• [The problem]
If a line in the entries below includes "this", pick it out and copy it.

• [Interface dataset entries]

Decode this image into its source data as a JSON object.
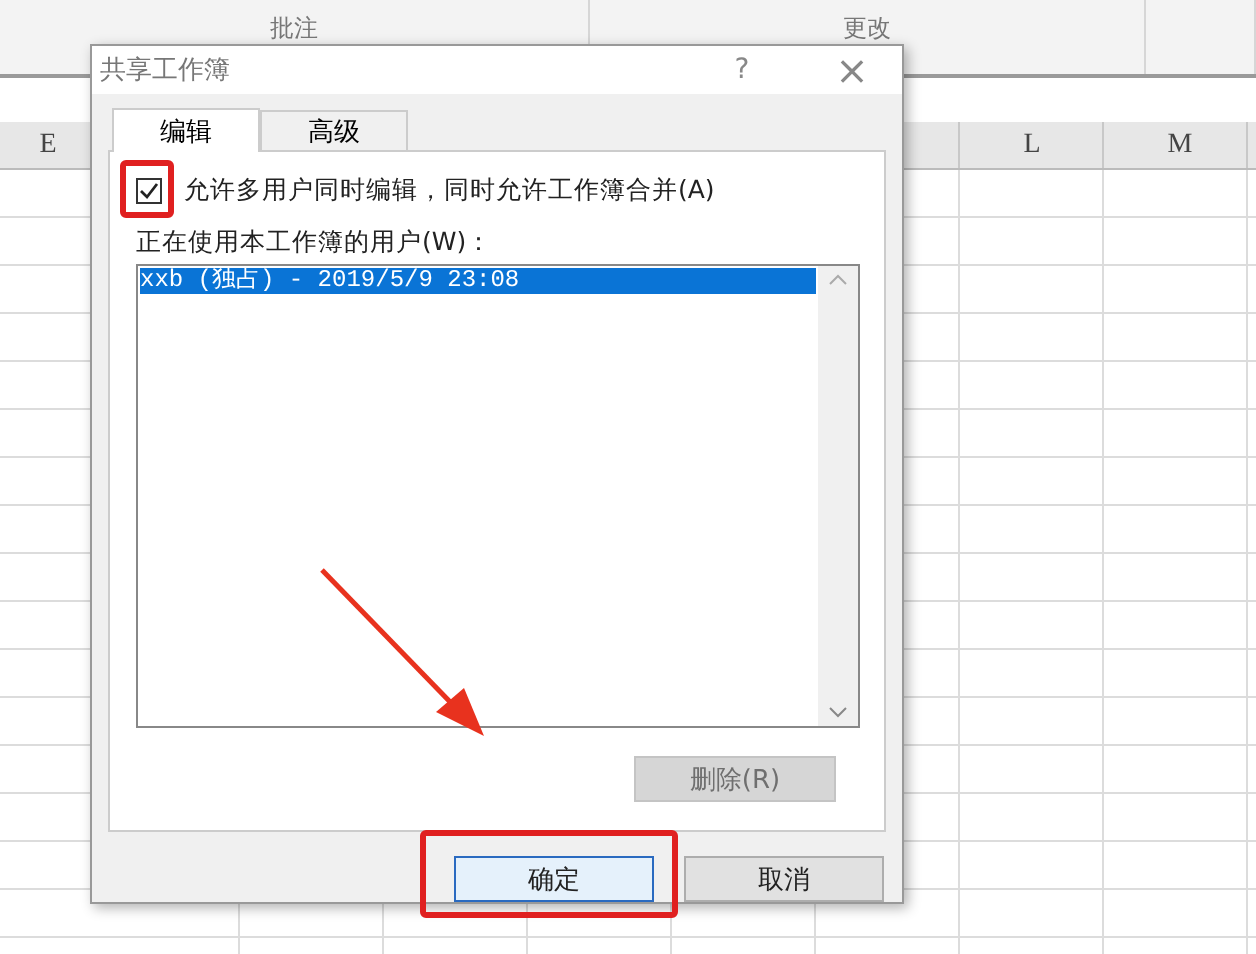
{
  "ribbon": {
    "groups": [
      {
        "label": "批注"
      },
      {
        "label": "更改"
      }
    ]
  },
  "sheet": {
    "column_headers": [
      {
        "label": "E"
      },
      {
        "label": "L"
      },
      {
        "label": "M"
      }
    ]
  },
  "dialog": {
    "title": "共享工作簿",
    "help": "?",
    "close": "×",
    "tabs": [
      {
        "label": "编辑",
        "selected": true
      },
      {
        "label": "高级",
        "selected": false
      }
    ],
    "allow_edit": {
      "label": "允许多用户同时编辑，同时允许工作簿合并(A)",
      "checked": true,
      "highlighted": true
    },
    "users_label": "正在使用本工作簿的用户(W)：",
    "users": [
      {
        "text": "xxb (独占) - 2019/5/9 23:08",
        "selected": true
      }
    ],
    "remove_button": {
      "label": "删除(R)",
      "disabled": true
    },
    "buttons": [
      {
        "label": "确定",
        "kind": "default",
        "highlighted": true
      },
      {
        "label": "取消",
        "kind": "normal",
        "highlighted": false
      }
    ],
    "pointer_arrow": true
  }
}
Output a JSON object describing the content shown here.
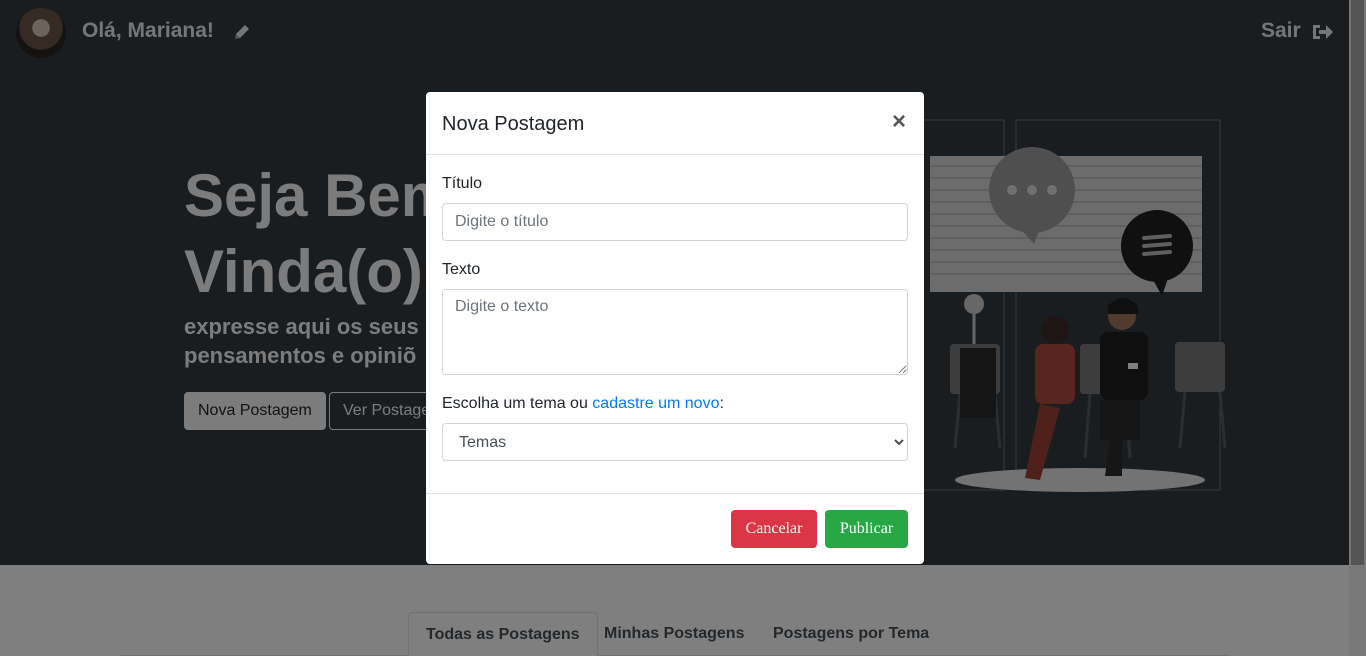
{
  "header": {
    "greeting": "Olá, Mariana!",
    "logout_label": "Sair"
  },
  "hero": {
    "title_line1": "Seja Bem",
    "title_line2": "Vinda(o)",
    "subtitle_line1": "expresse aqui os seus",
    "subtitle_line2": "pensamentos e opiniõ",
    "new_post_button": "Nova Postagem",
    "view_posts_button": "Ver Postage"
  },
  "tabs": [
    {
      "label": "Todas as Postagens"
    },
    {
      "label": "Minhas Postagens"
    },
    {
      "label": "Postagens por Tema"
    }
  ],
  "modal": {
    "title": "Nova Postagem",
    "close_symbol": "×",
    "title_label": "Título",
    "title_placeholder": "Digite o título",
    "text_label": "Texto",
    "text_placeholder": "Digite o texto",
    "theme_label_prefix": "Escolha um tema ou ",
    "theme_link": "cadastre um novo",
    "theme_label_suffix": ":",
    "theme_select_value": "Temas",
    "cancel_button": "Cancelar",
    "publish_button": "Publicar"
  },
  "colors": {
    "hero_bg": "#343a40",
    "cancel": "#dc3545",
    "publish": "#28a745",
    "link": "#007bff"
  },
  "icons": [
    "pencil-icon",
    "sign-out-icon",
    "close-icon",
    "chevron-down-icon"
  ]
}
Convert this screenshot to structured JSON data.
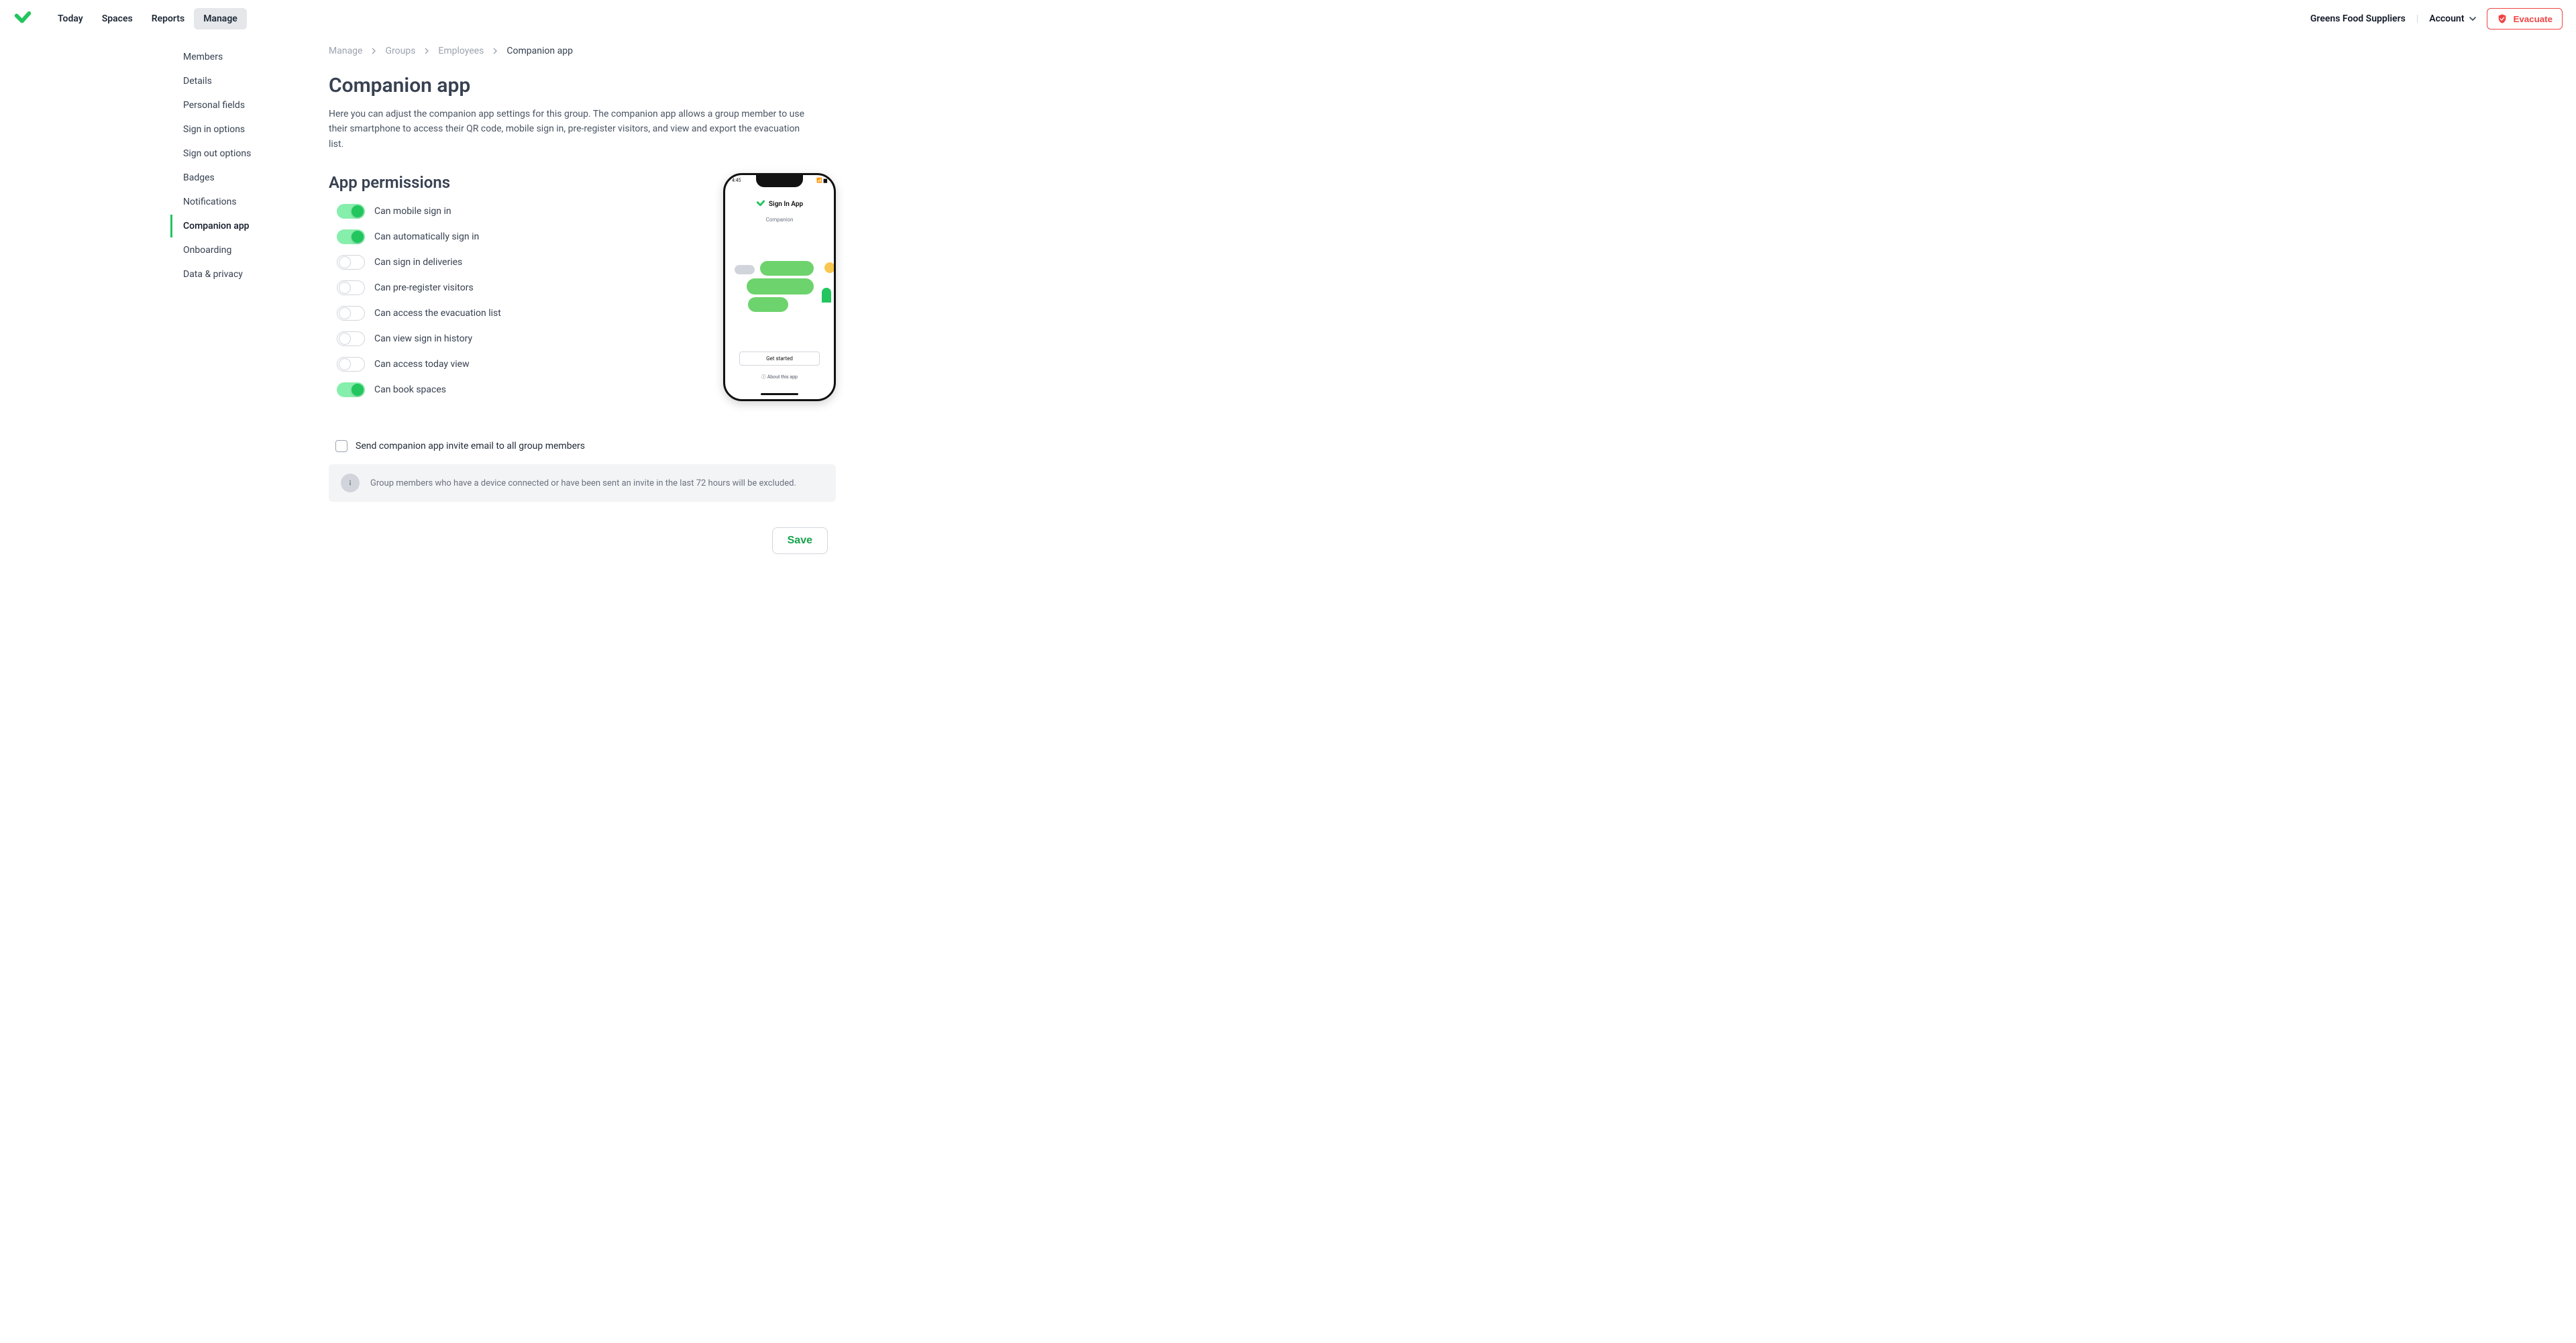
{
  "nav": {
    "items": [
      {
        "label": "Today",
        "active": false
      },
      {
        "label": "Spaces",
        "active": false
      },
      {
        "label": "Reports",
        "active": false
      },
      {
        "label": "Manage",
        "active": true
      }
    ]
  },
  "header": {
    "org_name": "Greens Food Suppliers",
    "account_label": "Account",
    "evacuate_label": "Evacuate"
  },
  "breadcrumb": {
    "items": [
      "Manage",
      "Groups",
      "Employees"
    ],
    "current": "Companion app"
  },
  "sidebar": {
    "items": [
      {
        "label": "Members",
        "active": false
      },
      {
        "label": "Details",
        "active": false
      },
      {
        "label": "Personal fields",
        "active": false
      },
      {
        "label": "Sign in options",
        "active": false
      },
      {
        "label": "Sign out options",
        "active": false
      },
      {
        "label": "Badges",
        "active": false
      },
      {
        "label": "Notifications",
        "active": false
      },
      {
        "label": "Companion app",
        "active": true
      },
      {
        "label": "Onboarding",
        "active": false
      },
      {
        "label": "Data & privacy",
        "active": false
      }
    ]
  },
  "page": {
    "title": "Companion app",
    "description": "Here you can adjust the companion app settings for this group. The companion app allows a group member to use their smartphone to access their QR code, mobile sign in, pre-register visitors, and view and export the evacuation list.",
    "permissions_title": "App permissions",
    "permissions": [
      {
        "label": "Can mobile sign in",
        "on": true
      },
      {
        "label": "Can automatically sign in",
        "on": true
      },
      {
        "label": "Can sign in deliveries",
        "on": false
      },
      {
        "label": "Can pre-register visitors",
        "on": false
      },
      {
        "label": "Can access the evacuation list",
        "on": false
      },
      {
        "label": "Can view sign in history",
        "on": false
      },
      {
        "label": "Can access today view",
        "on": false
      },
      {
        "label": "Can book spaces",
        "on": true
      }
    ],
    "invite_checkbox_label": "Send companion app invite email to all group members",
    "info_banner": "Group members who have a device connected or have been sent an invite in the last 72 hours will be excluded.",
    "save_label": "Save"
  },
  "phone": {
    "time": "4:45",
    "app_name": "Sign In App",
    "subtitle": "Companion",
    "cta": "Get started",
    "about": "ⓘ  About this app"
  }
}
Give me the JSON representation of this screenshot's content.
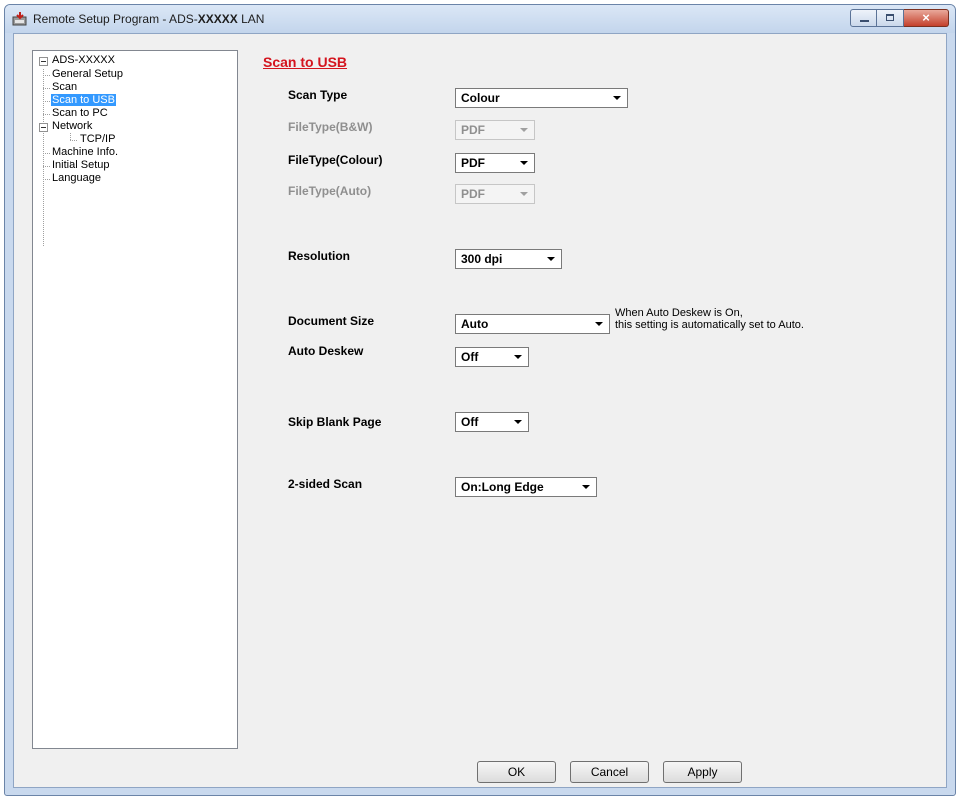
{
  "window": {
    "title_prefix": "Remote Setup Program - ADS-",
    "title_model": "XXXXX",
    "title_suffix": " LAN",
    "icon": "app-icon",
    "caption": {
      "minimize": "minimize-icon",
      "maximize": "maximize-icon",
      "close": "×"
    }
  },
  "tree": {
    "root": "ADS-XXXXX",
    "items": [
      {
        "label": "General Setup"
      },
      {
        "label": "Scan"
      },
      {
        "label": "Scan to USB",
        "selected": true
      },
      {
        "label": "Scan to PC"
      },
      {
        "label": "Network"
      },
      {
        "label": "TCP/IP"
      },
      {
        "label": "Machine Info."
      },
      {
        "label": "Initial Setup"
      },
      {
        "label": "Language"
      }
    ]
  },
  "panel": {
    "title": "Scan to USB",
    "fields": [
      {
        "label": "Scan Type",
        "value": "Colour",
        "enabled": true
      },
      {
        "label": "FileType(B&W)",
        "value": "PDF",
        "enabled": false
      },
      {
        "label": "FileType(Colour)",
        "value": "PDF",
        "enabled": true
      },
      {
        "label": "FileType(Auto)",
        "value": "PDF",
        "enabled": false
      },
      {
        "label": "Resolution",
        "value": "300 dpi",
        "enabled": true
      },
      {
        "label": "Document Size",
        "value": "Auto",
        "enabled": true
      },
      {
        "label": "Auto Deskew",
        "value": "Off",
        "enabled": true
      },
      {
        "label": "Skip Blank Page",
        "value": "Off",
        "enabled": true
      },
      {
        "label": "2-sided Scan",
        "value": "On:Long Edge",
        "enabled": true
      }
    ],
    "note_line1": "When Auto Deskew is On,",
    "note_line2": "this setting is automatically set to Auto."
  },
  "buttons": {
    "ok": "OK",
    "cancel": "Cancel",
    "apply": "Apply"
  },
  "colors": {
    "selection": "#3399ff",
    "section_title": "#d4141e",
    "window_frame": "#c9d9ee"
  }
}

• [Answer for the task]
Decode this image into its source data as a JSON object.
Convert this screenshot to structured JSON data.
    "description": "Here you can adjust the companion app settings for this group. The companion app allows a group member to use their smartphone to access their QR code, mobile sign in, pre-register visitors, and view and export the evacuation list.",
    "about": "ⓘ  About this app"
Give me the JSON representation of this screenshot's content.
    "note_line2": "this setting is automatically set to Auto."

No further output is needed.